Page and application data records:
-- Opening Marker --

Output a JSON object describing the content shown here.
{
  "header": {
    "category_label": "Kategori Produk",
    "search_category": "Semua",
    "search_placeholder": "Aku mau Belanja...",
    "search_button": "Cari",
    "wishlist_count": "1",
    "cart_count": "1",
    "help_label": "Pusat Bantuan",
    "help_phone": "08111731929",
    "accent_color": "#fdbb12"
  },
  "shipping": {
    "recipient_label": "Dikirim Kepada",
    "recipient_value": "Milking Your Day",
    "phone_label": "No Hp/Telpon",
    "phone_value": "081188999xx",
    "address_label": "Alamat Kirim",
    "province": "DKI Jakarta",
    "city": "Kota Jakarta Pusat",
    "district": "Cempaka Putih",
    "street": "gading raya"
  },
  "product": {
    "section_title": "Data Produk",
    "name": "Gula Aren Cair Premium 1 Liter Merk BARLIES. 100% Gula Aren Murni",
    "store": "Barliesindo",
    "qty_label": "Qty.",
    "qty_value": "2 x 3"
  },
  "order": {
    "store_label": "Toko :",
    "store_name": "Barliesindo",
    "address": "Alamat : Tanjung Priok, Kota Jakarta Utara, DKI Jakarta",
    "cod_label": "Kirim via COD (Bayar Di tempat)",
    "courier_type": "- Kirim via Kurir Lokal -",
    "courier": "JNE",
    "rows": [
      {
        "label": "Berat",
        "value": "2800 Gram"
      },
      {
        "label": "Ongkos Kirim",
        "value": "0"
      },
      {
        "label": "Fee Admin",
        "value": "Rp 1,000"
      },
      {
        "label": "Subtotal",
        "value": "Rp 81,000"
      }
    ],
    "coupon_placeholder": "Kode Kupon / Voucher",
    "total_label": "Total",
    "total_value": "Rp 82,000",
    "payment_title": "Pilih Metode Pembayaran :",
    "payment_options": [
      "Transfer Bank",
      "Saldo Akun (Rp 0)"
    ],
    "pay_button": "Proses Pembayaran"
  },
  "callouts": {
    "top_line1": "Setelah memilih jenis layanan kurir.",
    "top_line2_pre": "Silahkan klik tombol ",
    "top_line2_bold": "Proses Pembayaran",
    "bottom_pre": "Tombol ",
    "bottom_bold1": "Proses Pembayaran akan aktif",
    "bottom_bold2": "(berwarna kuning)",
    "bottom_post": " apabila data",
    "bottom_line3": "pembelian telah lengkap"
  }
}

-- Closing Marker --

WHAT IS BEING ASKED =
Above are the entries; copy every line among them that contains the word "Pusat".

RESPONSE =
    "help_label": "Pusat Bantuan",
    "city": "Kota Jakarta Pusat",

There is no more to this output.